Our hockey ops staff is on the floor and everything is ready to go. I'll check back in after the Preds make their first selection.
Enjoy the show!
It’s here! We’re finally to draft day. To be honest, I woke up with some nervous energy this morning. This is going to be one of the most important days in franchise history and I feel fortunate to be a part of it.
The scouts are heading into their final meeting around 9 to review the plan for today. Then we all meet up to take the bus over to the Prudential Center at noon.
I need to charge the batteries for the marathon draft day, so it’s time to go grab some breakfast at one of the many diners near Times Square. I’ll get another blog going as soon as I’m settled in on the draft floor. Get excited Smashville!
P.S. If you don’t have anything going on today, head on over to the Preds Draft Party at 2 p.m. at Dave & Buster’s in Opry Mills.
I was able to sit in on the scouts meetings this morning for about an hour or so. During my time in the room, the scouts were finishing up with decisions on the last couple of rounds and discussing the prospects they believe will fit the team at each position.
It’s pretty interesting to listen to each scout try to “sell” their guy(s) to Assistant GM Paul Fenton and Chief Amateur Scout Jeff Kealty. Each scout talks about the player’s skill, their attitude, their work ethic and their development ceiling. Fortunately, there weren’t any arguments about players while I was present, but some meetings have been known to get a little heated when scouts don’t agree on a player.
When the scouts broke for lunch, I was able to interview Jeff Kealty to discuss tomorrow’s draft. Watch it here.
After getting the video knocked out, a couple of us headed out on the town to enjoy our day. Our first stop was the NHL offices here in New York. The NHL.com website producers put out an open invitation for all to visit and we took them up on the offer. The offices take up three floors – four floors if you could the NHL Store – of the building here on the Avenue of the Americas. It’s interesting to see the nerve center of the NHL – even though this is only one of their offices. After our tour, one of the club site producers suggested we head to Brooklyn to grab a slice at Grimaldi's Pizzeria and spend some time along the East River. So after the leaving the NHL office, we paced around the streets trying to find the nearest subway station. If you’ve never had to deal with the NYC subway system before, it can be a little tricky.
It was an adventure finding our way to Brooklyn, but once we found Grimaldi’s (an hour later), the line was wrapped along the block – something we didn’t expect. With temps approaching 95 degrees standing outside didn’t sound like much fun, so we found a sub shop and ate there. When we decided to head back to Manhattan, we jumped on the East River ferry to head back over. It was cool to see the skyline from the ferry, but the ride from Brooklyn to Pier 11 took all of three minutes.

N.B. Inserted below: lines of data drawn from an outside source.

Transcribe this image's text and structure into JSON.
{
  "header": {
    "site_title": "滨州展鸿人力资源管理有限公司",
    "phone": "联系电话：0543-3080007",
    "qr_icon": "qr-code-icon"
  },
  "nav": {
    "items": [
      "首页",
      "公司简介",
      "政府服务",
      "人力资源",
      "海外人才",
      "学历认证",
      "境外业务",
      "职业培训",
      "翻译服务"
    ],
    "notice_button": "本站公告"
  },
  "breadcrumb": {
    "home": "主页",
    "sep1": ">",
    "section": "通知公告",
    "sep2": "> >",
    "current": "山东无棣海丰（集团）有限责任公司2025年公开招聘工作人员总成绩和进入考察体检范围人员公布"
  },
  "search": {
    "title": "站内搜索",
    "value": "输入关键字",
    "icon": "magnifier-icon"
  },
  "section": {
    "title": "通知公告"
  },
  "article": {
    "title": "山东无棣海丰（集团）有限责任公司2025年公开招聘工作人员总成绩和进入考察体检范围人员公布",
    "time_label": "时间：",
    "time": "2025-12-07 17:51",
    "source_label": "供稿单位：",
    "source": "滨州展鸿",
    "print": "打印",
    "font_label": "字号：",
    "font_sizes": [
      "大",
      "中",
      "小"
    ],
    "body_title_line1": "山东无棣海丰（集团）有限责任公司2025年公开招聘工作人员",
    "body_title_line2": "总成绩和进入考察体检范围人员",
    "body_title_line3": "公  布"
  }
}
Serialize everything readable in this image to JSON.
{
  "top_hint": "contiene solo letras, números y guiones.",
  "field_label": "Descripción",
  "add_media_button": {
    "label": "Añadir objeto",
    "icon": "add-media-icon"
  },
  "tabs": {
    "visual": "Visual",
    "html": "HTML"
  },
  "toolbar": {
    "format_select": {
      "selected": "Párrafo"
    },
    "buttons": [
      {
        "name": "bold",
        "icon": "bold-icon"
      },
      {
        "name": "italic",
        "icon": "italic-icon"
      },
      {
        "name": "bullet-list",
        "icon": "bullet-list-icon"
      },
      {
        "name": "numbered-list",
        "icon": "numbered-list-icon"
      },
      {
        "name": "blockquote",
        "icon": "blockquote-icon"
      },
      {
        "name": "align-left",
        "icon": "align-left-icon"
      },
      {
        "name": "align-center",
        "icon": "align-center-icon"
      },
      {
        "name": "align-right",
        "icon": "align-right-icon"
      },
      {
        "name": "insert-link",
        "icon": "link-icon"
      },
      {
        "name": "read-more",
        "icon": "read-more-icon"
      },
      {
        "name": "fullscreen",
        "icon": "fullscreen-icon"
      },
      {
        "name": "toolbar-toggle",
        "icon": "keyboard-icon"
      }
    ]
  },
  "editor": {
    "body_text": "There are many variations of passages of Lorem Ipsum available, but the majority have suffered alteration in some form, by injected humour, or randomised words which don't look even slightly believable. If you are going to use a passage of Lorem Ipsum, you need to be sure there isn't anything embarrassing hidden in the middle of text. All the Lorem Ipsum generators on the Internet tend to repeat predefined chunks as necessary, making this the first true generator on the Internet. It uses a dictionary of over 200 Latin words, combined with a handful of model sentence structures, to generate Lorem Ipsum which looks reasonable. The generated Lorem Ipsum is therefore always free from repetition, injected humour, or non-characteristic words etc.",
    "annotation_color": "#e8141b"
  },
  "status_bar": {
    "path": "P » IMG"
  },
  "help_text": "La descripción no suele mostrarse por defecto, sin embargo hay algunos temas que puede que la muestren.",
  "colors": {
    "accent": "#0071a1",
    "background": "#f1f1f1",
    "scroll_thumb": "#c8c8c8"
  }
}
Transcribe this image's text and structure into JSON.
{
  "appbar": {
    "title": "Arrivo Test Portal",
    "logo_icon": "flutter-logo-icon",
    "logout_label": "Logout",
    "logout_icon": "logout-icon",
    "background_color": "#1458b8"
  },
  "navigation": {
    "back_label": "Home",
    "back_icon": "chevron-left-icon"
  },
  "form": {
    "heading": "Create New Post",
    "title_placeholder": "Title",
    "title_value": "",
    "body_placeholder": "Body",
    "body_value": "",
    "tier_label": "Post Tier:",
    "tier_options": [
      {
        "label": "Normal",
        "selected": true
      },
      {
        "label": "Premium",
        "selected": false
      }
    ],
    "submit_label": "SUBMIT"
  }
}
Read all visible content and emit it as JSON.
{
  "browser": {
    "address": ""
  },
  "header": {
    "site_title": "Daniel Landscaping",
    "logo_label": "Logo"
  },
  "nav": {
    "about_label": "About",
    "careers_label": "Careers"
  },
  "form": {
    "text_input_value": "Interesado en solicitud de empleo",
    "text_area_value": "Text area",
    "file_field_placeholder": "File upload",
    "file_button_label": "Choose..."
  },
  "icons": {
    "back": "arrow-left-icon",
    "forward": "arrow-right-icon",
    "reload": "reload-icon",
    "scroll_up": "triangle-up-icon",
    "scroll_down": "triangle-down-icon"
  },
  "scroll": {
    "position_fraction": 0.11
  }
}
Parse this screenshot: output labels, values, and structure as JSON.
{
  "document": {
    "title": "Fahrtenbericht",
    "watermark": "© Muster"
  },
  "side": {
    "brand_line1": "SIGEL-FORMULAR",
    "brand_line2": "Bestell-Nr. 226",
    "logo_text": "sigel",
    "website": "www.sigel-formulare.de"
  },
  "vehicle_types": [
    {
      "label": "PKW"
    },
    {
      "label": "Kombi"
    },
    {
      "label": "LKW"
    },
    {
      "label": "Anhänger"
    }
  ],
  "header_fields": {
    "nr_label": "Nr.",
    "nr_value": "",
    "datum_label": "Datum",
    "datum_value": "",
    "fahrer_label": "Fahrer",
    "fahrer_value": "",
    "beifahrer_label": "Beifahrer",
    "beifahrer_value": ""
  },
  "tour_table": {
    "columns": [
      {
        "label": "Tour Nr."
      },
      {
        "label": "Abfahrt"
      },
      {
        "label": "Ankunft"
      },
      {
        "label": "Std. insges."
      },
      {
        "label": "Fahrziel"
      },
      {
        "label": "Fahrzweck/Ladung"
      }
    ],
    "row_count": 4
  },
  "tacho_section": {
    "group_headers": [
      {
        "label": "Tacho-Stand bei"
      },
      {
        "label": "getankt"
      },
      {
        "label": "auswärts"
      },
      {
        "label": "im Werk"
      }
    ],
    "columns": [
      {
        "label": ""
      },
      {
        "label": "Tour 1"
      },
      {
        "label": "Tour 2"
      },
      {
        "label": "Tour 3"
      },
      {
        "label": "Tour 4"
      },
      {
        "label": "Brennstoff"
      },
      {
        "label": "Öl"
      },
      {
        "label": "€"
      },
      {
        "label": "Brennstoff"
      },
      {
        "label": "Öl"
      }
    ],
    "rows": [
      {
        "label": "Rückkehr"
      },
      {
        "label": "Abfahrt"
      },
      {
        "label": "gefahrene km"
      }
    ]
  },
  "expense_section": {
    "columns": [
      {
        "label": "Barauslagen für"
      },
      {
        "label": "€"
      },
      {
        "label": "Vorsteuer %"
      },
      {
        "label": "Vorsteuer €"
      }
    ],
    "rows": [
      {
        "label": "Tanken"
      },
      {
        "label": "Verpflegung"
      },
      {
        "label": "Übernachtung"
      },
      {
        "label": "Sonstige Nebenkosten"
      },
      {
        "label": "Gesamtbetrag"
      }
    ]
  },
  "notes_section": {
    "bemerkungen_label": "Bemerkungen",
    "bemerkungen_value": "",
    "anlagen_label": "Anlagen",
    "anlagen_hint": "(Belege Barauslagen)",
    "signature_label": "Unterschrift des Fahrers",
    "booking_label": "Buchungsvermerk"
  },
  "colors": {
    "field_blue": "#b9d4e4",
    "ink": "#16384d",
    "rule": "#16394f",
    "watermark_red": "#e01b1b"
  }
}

Once we were back on solid ground, we headed towards the 9/11 Memorial – passing Wall Street and a couple of other sites on the way. The memorial site was at the top of my list when I found out we would have some free time in the city. After waiting in line for a little while (get tickets in advance if you plan on visiting the 9/11 site), we made it through security and onto that hallowed ground.
As a veteran who served during the War on Terror, it was pretty sobering seeing the names of the fallen lining the pools – it brought everything full circle for me. There was a lot sacrificed that day and there has been a lot sacrificed since the terror attacks in 2001.
We also made a point to find the names of Garnet Ace Bailey and Mark Bavis while we were at the memorial. For those of you who don’t know, those two gentlemen were scouts for the Kings and they were headed to Los Angeles on United Flight 175 when it crashed into the South Tower.
After that we returned to the hotel to shower and shut it down for the night. I headed out to dinner with some of the hockey operations staff and spent some time hanging out in hotel lobby before getting come back up here to my room.
Well, it’s time to get some sleep – tomorrow is going to be a busy day.